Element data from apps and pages
- - - - -

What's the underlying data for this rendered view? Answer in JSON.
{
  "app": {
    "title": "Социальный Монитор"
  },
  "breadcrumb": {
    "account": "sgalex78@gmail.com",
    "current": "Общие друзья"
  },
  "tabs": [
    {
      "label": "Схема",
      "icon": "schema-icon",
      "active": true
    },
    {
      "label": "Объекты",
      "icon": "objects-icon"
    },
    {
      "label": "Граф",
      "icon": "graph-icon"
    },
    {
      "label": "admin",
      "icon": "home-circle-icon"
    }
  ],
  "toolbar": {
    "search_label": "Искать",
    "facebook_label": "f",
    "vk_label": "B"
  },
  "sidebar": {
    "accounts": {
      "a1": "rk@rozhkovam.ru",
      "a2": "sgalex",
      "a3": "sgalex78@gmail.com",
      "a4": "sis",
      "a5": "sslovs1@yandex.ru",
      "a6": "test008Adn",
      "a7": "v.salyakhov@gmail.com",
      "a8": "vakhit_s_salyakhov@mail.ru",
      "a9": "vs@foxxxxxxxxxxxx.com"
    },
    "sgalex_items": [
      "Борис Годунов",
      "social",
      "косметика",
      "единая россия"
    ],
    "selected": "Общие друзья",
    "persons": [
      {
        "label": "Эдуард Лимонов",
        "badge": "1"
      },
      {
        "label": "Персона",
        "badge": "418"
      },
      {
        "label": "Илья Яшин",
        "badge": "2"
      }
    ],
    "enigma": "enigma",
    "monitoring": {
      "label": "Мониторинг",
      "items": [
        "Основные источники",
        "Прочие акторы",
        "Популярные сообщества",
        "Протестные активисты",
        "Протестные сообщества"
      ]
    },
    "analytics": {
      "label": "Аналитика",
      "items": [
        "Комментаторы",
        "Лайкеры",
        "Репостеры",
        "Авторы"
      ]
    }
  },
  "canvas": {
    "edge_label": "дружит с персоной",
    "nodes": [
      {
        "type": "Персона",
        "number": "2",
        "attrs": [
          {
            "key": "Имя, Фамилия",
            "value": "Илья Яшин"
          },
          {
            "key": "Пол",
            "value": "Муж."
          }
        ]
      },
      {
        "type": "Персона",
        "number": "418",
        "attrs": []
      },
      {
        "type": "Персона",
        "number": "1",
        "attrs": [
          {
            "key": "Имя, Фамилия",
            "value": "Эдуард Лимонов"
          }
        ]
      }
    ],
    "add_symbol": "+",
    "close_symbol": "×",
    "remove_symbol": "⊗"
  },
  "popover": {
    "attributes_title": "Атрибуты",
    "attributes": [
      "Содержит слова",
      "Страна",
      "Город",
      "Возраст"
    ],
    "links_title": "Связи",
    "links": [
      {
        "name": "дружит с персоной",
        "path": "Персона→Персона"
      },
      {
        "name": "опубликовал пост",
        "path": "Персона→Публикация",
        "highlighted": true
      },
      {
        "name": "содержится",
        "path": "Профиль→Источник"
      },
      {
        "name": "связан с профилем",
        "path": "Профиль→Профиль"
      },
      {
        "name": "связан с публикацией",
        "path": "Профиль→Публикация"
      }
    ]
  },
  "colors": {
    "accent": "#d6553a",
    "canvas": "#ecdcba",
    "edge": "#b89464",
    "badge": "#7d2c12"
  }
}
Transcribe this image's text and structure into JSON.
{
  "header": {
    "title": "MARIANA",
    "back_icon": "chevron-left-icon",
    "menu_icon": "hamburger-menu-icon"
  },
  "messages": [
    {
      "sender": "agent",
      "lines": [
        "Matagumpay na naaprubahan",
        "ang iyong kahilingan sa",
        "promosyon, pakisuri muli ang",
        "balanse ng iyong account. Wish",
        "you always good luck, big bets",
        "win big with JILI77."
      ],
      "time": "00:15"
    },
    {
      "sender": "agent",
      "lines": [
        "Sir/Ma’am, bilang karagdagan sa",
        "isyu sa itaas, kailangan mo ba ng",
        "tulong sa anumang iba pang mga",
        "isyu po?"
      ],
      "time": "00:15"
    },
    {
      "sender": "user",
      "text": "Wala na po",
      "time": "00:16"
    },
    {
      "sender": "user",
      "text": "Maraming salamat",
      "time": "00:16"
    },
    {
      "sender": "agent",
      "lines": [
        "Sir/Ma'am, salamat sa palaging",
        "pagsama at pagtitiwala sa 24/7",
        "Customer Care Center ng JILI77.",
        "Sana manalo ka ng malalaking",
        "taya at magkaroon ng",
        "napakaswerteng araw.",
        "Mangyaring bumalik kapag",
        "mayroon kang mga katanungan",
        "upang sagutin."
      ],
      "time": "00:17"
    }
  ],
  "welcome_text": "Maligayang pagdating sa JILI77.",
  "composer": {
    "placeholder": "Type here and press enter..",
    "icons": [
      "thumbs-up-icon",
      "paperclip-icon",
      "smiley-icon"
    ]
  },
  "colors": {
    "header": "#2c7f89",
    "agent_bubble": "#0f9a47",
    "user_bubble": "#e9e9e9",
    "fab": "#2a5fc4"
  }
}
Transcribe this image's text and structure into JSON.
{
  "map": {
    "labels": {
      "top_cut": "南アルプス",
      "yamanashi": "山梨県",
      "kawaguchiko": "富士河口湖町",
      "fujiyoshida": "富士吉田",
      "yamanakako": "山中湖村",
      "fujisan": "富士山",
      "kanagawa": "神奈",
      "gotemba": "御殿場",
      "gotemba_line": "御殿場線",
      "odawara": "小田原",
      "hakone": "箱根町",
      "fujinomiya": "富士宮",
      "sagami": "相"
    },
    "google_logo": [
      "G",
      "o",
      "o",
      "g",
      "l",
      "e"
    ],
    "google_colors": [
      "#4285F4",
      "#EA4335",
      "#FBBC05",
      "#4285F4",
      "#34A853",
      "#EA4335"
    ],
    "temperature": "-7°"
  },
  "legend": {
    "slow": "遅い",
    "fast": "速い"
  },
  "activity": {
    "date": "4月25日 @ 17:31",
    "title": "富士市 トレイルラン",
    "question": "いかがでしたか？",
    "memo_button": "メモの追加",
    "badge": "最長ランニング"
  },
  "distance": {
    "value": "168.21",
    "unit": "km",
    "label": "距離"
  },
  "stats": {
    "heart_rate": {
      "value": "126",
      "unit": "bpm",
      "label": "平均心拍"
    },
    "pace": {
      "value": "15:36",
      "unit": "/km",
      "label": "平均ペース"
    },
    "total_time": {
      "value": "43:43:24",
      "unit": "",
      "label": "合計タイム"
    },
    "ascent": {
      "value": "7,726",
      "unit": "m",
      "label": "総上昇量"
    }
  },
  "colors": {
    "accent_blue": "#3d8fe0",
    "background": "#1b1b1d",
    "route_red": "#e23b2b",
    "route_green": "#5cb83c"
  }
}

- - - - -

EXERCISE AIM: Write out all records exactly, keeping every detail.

ANSWER SPACE:
What's the underlying data for this rendered view? Answer in JSON.
{
  "app": {
    "title": "Социальный Монитор"
  },
  "breadcrumb": {
    "account": "sgalex78@gmail.com",
    "current": "Общие друзья"
  },
  "tabs": [
    {
      "label": "Схема",
      "icon": "schema-icon",
      "active": true
    },
    {
      "label": "Объекты",
      "icon": "objects-icon"
    },
    {
      "label": "Граф",
      "icon": "graph-icon"
    },
    {
      "label": "admin",
      "icon": "home-circle-icon"
    }
  ],
  "toolbar": {
    "search_label": "Искать",
    "facebook_label": "f",
    "vk_label": "B"
  },
  "sidebar": {
    "accounts": {
      "a1": "rk@rozhkovam.ru",
      "a2": "sgalex",
      "a3": "sgalex78@gmail.com",
      "a4": "sis",
      "a5": "sslovs1@yandex.ru",
      "a6": "test008Adn",
      "a7": "v.salyakhov@gmail.com",
      "a8": "vakhit_s_salyakhov@mail.ru",
      "a9": "vs@foxxxxxxxxxxxx.com"
    },
    "sgalex_items": [
      "Борис Годунов",
      "social",
      "косметика",
      "единая россия"
    ],
    "selected": "Общие друзья",
    "persons": [
      {
        "label": "Эдуард Лимонов",
        "badge": "1"
      },
      {
        "label": "Персона",
        "badge": "418"
      },
      {
        "label": "Илья Яшин",
        "badge": "2"
      }
    ],
    "enigma": "enigma",
    "monitoring": {
      "label": "Мониторинг",
      "items": [
        "Основные источники",
        "Прочие акторы",
        "Популярные сообщества",
        "Протестные активисты",
        "Протестные сообщества"
      ]
    },
    "analytics": {
      "label": "Аналитика",
      "items": [
        "Комментаторы",
        "Лайкеры",
        "Репостеры",
        "Авторы"
      ]
    }
  },
  "canvas": {
    "edge_label": "дружит с персоной",
    "nodes": [
      {
        "type": "Персона",
        "number": "2",
        "attrs": [
          {
            "key": "Имя, Фамилия",
            "value": "Илья Яшин"
          },
          {
            "key": "Пол",
            "value": "Муж."
          }
        ]
      },
      {
        "type": "Персона",
        "number": "418",
        "attrs": []
      },
      {
        "type": "Персона",
        "number": "1",
        "attrs": [
          {
            "key": "Имя, Фамилия",
            "value": "Эдуард Лимонов"
          }
        ]
      }
    ],
    "add_symbol": "+",
    "close_symbol": "×",
    "remove_symbol": "⊗"
  },
  "popover": {
    "attributes_title": "Атрибуты",
    "attributes": [
      "Содержит слова",
      "Страна",
      "Город",
      "Возраст"
    ],
    "links_title": "Связи",
    "links": [
      {
        "name": "дружит с персоной",
        "path": "Персона→Персона"
      },
      {
        "name": "опубликовал пост",
        "path": "Персона→Публикация",
        "highlighted": true
      },
      {
        "name": "содержится",
        "path": "Профиль→Источник"
      },
      {
        "name": "связан с профилем",
        "path": "Профиль→Профиль"
      },
      {
        "name": "связан с публикацией",
        "path": "Профиль→Публикация"
      }
    ]
  },
  "colors": {
    "accent": "#d6553a",
    "canvas": "#ecdcba",
    "edge": "#b89464",
    "badge": "#7d2c12"
  }
}
Transcribe this image's text and structure into JSON.
{
  "header": {
    "title": "MARIANA",
    "back_icon": "chevron-left-icon",
    "menu_icon": "hamburger-menu-icon"
  },
  "messages": [
    {
      "sender": "agent",
      "lines": [
        "Matagumpay na naaprubahan",
        "ang iyong kahilingan sa",
        "promosyon, pakisuri muli ang",
        "balanse ng iyong account. Wish",
        "you always good luck, big bets",
        "win big with JILI77."
      ],
      "time": "00:15"
    },
    {
      "sender": "agent",
      "lines": [
        "Sir/Ma’am, bilang karagdagan sa",
        "isyu sa itaas, kailangan mo ba ng",
        "tulong sa anumang iba pang mga",
        "isyu po?"
      ],
      "time": "00:15"
    },
    {
      "sender": "user",
      "text": "Wala na po",
      "time": "00:16"
    },
    {
      "sender": "user",
      "text": "Maraming salamat",
      "time": "00:16"
    },
    {
      "sender": "agent",
      "lines": [
        "Sir/Ma'am, salamat sa palaging",
        "pagsama at pagtitiwala sa 24/7",
        "Customer Care Center ng JILI77.",
        "Sana manalo ka ng malalaking",
        "taya at magkaroon ng",
        "napakaswerteng araw.",
        "Mangyaring bumalik kapag",
        "mayroon kang mga katanungan",
        "upang sagutin."
      ],
      "time": "00:17"
    }
  ],
  "welcome_text": "Maligayang pagdating sa JILI77.",
  "composer": {
    "placeholder": "Type here and press enter..",
    "icons": [
      "thumbs-up-icon",
      "paperclip-icon",
      "smiley-icon"
    ]
  },
  "colors": {
    "header": "#2c7f89",
    "agent_bubble": "#0f9a47",
    "user_bubble": "#e9e9e9",
    "fab": "#2a5fc4"
  }
}
Transcribe this image's text and structure into JSON.
{
  "map": {
    "labels": {
      "top_cut": "南アルプス",
      "yamanashi": "山梨県",
      "kawaguchiko": "富士河口湖町",
      "fujiyoshida": "富士吉田",
      "yamanakako": "山中湖村",
      "fujisan": "富士山",
      "kanagawa": "神奈",
      "gotemba": "御殿場",
      "gotemba_line": "御殿場線",
      "odawara": "小田原",
      "hakone": "箱根町",
      "fujinomiya": "富士宮",
      "sagami": "相"
    },
    "google_logo": [
      "G",
      "o",
      "o",
      "g",
      "l",
      "e"
    ],
    "google_colors": [
      "#4285F4",
      "#EA4335",
      "#FBBC05",
      "#4285F4",
      "#34A853",
      "#EA4335"
    ],
    "temperature": "-7°"
  },
  "legend": {
    "slow": "遅い",
    "fast": "速い"
  },
  "activity": {
    "date": "4月25日 @ 17:31",
    "title": "富士市 トレイルラン",
    "question": "いかがでしたか？",
    "memo_button": "メモの追加",
    "badge": "最長ランニング"
  },
  "distance": {
    "value": "168.21",
    "unit": "km",
    "label": "距離"
  },
  "stats": {
    "heart_rate": {
      "value": "126",
      "unit": "bpm",
      "label": "平均心拍"
    },
    "pace": {
      "value": "15:36",
      "unit": "/km",
      "label": "平均ペース"
    },
    "total_time": {
      "value": "43:43:24",
      "unit": "",
      "label": "合計タイム"
    },
    "ascent": {
      "value": "7,726",
      "unit": "m",
      "label": "総上昇量"
    }
  },
  "colors": {
    "accent_blue": "#3d8fe0",
    "background": "#1b1b1d",
    "route_red": "#e23b2b",
    "route_green": "#5cb83c"
  }
}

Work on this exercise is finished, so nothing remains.